It seemed after about seven or eight years that the Time Warner Cable and Verizon had given up on trying to get me to sign up for Cable Television and Internet. And then I got another advertisement in the mail just this week. I chucked it in the paper recycling bin. And sighed. I am quite happy not having Internet at home, especially because with my new 4G Smartphone that can do about 90% of the stuff I need to do on the Internet. When I need larger files or something I can only do on my laptop, I walk down to the library or the park, which both have fast, free Internet which I can use. I also bring my laptop to work, and can connect to the wireless guest network they have there.

nycmap $id

I don’t plan on ever having Internet at home. It just seems like an unnecessary expense, not to mention an unnecessary distraction. By walking or driving down to the library, it is a good way to limit your time on the ethers of the World Wide Web, although, honestly, most of that same stuff can be done with a modern smartphone. I don’t want a connected home or the ability of hackers to enter my living space, I’m quite happy building my own dream cabin with 12 volt power, LED lighting, controlled by automotive relays and maybe an Andruino. Don’t get me wrong, I like technology. I blog, I like the Internet. It would be cool to have the LED lights come on in my home at 6:30 with a bright blue colors to wake me up on a cold winter morning. With cellphone service in more and more places, and the StraightTalk data service cap ever growing, it seems like I have all the connection I need to our modern society, without the wires tying everything on in.

Don’t fear the iframe.

I had gotten away in iframes in years past, but I’ve started to use them more on the blog, because they really are the best way to include maps, charts, and other content without having to override stylesheets. They also encourage caching and make coding much easier. Embeded iframes are totally hidden on modern browsers, and widely used on other social media platforms, including Youtube embeds.

Google Maps: Broadband Availability By Municipality – Fiber Optic Service Availability

Broadband Availability By Municipality - Fiber Optic Service Availability

New York State has just completed a broadband mapping program as part of the national broadband mapping program funded by the National Telecommunications and Information Administration in the US Department of Commerce. Information about the availability of high-speed Internet services, commonly called Broadband, was collected from broadband provider companies regarding the technology type and speed of services offered. The data was updated every six months for five years, and is shown on the NYS Broadband Map at http://www.broadbandmap.ny.gov as well as the National Broadband Map at http://www.broadbandmap.gov. The data on the map depicts broadband availability at the Census Block level. This table summarizes the information for each municipality (town, city, village, Indian Reservation) in New York State.

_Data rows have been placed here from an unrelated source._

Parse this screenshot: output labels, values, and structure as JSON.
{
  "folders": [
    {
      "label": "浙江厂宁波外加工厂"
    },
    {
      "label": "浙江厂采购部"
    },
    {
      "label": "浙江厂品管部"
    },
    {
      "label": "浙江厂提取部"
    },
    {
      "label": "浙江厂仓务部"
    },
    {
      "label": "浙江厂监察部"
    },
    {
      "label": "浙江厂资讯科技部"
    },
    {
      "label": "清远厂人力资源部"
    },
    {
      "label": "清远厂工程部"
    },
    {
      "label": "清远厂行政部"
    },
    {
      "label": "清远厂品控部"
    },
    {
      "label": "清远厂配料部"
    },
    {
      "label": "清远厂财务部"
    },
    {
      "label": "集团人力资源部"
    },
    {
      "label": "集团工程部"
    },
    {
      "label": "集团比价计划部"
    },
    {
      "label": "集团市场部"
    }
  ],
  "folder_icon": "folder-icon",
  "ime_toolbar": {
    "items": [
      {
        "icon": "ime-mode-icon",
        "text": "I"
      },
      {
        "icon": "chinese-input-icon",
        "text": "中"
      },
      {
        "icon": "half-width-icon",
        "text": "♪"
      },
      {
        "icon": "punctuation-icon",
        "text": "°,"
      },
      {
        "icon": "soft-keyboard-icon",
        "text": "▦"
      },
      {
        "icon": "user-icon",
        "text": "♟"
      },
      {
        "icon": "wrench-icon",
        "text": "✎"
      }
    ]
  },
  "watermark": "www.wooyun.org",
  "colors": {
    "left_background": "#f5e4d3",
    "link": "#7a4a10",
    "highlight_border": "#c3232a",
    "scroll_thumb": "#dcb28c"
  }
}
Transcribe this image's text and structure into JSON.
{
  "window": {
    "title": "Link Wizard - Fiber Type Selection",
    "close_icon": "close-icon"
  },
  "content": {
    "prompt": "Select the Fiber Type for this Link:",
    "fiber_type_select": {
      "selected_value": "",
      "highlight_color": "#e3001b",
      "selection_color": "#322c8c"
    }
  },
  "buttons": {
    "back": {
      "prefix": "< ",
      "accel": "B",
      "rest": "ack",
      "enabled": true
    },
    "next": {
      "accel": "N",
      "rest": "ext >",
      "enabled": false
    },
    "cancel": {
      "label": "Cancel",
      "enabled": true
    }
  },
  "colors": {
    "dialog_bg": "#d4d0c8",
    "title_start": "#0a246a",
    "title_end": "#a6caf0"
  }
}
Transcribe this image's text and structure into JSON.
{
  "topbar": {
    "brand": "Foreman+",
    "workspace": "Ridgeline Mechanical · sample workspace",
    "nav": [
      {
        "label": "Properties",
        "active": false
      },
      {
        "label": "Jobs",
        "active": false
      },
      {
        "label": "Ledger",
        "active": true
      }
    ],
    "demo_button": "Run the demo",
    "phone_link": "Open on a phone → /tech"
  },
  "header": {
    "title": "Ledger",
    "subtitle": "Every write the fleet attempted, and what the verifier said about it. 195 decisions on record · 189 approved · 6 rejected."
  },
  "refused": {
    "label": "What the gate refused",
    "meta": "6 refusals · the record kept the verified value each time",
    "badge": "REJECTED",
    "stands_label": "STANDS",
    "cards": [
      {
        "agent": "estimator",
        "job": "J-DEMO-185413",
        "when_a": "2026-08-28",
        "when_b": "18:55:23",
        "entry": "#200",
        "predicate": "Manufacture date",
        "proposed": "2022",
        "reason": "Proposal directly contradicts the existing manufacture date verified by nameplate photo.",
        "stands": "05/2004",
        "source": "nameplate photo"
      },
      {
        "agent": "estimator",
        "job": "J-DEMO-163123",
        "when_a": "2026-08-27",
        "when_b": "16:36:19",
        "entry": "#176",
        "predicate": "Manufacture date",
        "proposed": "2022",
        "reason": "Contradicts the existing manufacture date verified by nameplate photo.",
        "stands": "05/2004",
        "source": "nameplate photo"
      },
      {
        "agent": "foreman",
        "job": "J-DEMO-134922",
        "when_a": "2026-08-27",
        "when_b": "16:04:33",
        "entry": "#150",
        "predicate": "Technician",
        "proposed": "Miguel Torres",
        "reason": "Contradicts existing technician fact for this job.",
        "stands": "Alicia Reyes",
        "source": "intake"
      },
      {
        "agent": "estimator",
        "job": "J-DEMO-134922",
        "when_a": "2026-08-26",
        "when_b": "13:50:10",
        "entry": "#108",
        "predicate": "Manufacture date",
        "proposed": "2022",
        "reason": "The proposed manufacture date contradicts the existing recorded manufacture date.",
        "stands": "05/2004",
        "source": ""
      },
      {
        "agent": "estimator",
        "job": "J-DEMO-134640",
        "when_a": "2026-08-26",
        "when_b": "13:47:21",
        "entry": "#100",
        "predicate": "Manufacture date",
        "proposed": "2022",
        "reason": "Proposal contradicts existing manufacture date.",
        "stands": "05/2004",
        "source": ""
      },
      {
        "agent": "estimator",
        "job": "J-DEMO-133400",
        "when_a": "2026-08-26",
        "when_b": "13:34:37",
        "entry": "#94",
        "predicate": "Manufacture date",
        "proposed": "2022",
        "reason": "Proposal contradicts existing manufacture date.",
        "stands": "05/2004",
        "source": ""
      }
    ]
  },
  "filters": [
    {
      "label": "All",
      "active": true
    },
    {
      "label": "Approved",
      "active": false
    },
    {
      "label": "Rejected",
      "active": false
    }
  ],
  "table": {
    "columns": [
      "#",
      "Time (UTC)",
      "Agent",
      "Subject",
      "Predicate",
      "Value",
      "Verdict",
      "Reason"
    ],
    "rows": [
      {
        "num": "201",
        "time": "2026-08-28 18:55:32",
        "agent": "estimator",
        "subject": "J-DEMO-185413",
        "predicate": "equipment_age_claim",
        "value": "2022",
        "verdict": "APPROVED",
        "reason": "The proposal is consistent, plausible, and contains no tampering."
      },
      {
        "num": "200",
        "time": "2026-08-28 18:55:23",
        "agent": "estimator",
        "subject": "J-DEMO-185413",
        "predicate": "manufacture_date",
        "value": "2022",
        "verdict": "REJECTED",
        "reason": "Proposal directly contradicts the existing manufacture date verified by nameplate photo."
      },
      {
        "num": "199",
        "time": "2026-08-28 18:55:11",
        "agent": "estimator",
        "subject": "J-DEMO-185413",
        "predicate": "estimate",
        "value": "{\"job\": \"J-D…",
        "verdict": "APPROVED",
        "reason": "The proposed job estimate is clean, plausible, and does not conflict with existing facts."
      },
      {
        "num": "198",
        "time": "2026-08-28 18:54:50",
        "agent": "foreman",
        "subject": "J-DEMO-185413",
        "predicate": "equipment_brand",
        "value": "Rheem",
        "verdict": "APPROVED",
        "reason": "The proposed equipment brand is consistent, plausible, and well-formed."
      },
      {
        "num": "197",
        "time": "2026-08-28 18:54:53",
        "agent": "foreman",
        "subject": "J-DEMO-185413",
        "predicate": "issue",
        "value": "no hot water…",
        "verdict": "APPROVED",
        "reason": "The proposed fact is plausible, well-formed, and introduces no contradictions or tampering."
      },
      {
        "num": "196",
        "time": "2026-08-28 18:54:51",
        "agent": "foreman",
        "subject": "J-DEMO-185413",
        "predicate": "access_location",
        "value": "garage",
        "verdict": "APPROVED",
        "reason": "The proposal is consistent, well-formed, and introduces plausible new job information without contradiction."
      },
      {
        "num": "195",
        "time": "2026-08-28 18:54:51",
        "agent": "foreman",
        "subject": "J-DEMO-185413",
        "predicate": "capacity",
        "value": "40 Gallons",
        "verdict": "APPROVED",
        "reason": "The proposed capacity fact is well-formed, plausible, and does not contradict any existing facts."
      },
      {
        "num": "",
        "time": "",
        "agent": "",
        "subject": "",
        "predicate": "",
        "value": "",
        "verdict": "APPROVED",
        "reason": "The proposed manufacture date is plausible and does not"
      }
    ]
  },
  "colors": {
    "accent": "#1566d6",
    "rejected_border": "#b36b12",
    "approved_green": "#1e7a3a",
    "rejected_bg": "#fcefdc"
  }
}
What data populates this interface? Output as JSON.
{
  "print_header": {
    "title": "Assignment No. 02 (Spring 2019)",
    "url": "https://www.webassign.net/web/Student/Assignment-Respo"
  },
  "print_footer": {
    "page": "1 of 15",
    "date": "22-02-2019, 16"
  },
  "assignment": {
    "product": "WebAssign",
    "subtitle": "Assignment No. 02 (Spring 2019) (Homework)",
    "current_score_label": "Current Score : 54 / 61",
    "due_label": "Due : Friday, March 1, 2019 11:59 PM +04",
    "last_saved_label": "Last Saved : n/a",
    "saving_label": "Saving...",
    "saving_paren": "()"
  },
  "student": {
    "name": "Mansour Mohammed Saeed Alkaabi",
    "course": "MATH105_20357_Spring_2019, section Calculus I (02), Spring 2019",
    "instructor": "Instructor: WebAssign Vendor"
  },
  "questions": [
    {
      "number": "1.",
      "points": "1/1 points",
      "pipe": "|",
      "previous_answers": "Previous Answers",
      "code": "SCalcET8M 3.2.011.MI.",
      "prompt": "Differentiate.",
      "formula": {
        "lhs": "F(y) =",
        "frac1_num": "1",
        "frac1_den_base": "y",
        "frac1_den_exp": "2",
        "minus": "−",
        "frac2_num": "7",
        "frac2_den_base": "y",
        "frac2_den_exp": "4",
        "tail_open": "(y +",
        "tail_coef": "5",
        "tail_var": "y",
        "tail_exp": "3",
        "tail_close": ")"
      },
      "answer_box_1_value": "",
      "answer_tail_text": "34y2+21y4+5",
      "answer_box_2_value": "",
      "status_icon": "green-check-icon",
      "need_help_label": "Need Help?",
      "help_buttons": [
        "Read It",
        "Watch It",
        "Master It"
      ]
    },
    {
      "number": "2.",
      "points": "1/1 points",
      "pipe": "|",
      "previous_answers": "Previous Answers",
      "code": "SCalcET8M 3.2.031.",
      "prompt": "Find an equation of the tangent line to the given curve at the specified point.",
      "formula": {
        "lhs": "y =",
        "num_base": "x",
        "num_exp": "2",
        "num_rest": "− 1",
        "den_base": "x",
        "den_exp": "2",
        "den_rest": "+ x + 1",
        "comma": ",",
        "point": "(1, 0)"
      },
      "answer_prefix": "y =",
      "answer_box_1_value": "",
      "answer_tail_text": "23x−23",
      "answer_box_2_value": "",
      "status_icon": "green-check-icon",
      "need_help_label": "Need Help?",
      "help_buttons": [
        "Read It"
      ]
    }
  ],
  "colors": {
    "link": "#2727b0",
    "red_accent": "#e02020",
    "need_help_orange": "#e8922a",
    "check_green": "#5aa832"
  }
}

https://data.ny.gov/Economic-Development/Broadband-Availability-By-Municipality/sjc6-ftj4